The Agriculture Department said Wednesday it will set up a monitoring and data collection network to measure greenhouse gas emissions and determine how much carbon can be sequestered using certain agricultural practices.
The network, using $300 million in funding from the Inflation Reduction Act, will help quantify the results of so-called climate-smart or regenerative farming practices, a cornerstone of the department’s approach to dealing with a warming planet. The research and data collected will also be crucial to measuring progress on President Biden’s goal of halving greenhouse emissions by the end of the decade.
“It’s not just about promoting climate-smart agriculture, it’s not just about promoting sound science,” Agriculture Secretary Tom Vilsack said at a news conference Tuesday before the announcement. “It is also about expanding sources of income for small and medium-sized producers.”
The Inflation Reduction Act, an expansionary climate, tax and health measure that Mr. Biden signed into law last year, provided about $20 billion to support existing agricultural conservation programs that encouraged practices like planting cover crops and no-till. . The department also provided billions in additional funding to agricultural projects that reduce emissions, in part by capturing carbon dioxide, one of the main greenhouse gases, from the atmosphere and storing it as carbon in the soil.
But skeptics have warned that the effectiveness of these agricultural methods in mitigating climate change is unproven.

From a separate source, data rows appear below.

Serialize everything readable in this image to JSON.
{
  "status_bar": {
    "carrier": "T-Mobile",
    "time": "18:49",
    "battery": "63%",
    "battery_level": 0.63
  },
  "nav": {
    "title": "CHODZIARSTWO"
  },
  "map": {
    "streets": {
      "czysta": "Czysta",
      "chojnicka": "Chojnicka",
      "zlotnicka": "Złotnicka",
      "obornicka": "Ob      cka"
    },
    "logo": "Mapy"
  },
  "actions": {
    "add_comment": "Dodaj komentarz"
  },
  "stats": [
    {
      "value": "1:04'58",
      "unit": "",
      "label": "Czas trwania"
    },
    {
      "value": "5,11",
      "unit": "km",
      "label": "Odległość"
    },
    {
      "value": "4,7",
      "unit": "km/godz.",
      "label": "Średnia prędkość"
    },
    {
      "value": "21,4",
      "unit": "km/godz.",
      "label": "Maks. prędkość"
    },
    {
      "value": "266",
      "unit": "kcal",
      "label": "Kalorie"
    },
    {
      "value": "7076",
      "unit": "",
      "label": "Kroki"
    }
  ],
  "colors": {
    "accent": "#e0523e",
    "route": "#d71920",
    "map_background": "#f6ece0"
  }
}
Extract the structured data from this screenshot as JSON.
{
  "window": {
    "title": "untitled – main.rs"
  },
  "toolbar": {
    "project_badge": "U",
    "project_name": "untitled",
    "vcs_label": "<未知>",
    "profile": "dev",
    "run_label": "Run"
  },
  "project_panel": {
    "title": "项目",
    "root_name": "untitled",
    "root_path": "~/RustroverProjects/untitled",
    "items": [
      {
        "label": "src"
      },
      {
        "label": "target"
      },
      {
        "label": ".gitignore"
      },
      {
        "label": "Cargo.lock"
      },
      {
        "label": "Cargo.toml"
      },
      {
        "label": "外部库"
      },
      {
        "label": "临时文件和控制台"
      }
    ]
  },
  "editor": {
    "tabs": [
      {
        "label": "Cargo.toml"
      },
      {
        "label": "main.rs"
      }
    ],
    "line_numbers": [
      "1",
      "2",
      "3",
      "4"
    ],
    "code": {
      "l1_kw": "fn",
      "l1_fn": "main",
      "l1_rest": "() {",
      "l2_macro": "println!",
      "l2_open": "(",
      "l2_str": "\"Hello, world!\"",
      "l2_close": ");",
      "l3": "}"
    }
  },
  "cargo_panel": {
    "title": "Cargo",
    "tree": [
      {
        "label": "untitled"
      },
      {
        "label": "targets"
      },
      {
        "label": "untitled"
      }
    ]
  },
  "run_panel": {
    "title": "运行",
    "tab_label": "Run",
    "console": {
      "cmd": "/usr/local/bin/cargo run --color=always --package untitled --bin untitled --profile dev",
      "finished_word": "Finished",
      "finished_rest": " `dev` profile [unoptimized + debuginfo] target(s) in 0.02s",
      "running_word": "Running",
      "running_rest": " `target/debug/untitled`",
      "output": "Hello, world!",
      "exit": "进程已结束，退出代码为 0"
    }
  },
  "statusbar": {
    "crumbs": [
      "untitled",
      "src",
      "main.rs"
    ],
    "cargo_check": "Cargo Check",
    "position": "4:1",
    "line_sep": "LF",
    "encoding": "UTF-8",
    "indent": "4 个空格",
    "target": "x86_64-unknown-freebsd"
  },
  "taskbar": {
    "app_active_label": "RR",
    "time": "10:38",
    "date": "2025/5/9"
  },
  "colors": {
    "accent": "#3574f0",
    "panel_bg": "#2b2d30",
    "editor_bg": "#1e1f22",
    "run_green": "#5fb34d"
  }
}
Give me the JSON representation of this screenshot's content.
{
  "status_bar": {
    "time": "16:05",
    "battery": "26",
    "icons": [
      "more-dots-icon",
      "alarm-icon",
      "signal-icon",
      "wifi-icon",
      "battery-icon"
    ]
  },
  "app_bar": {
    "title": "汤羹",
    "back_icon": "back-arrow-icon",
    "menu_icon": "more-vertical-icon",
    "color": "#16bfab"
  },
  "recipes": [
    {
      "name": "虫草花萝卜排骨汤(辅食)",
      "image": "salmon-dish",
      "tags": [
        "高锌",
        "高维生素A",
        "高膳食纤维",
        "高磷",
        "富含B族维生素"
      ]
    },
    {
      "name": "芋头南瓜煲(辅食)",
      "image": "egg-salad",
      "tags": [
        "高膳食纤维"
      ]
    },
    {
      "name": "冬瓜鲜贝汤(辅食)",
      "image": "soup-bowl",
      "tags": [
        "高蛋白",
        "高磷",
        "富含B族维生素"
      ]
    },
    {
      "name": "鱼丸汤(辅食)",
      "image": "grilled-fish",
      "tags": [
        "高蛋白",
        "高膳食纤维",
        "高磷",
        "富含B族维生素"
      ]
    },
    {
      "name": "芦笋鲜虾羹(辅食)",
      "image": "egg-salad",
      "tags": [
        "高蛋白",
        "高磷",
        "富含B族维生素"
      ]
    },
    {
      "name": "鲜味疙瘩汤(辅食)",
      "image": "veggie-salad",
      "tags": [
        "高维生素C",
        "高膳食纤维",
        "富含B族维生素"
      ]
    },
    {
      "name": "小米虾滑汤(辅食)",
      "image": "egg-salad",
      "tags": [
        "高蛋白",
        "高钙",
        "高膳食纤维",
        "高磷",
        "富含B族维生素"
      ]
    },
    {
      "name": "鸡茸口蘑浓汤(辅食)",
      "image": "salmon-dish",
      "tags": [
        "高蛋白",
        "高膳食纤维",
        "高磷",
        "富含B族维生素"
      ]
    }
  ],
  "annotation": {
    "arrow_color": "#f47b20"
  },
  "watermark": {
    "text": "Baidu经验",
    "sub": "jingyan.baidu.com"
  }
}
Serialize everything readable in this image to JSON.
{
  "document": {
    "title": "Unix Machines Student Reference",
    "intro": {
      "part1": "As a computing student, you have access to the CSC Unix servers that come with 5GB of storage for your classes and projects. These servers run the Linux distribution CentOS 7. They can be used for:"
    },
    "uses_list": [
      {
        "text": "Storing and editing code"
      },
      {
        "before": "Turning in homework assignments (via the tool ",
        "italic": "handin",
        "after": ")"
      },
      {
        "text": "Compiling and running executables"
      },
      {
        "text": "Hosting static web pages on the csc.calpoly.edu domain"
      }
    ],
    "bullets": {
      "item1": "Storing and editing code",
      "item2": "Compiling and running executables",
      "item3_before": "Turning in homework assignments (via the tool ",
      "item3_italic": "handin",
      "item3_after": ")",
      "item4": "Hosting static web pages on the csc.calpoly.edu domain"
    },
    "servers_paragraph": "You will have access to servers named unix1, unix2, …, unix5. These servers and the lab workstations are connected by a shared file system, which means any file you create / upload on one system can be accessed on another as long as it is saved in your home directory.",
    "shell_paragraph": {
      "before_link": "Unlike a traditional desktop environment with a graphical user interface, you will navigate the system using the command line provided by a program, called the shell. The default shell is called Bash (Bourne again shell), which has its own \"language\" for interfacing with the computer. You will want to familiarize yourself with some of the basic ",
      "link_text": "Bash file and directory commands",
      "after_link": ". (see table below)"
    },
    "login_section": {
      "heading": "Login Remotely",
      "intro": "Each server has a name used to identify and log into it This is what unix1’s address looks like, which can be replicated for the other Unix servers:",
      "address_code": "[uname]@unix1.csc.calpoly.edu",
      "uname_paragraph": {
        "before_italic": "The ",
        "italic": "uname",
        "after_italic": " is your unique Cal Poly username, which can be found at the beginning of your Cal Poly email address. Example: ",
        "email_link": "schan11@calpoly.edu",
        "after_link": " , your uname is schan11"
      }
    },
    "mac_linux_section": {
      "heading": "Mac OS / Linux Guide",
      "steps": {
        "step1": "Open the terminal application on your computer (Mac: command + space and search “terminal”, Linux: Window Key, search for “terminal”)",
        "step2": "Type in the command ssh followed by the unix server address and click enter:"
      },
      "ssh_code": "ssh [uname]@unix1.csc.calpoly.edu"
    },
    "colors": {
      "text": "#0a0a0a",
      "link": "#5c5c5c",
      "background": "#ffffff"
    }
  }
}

Researchers have not determined, for example, how much carbon can be stored in the soil and for how long.
The $300 million investment aims to address the scientific uncertainty surrounding these practices. It will establish a network to examine how carbon is sequestered by soil across the country, create another focused on greenhouse gases, and improve models to better measure agricultural conservation programs.
Construction of the networks will take place over the next eight years, and the Agriculture Department will release the data a year after collection, a spokeswoman said.
Scott Faber, senior vice president of government affairs at the Environmental Working Group, a nonprofit advocacy organization, welcomed the move, calling the investment “a really important foundation that we should have laid 20 years ago.”
“We’re making terrible use of the tens of billions of conservation dollars we’re spending because we just don’t know enough about which practices reduce emissions,” he added. “That’s a giant, existential, endangerment problem that the USDA is beginning to address.”
Currently, the agricultural sector accounts for approx 10 percent of emissions nationwide, according to government data. But existing data collection systems contain gaps, may be out of date or don’t provide granular details about individual farming practices, said William Hohenstein, director of the Agriculture Department’s office of energy and environmental policy.
The announcement comes as some Republican lawmakers seeks to cancel the $20 billion in funding of the Inflation Reduction Act dedicated to agricultural conservation.
Mr Vilsack warned that withdrawing such funding would be a “big mistake” because the next initiatives, such as the data collection networks, could encourage investment or growth in certain agricultural practices. More accurate measurements of their impacts could lead to more market opportunities for farmers alike from the government and private sector, he said. These could take the form of higher prices for carbon credits or conservation easements, for example.
“We will collect a large amount of information, which in turn will allow us in a uniform way to strengthen the credibility of the information provided, which in turn creates greater trust, which in turn allows markets to develop, in turn results in greater adoption and income opportunities for farmers, ranchers and producers, all of which also help create jobs in rural areas,” said Mr. Vilsack.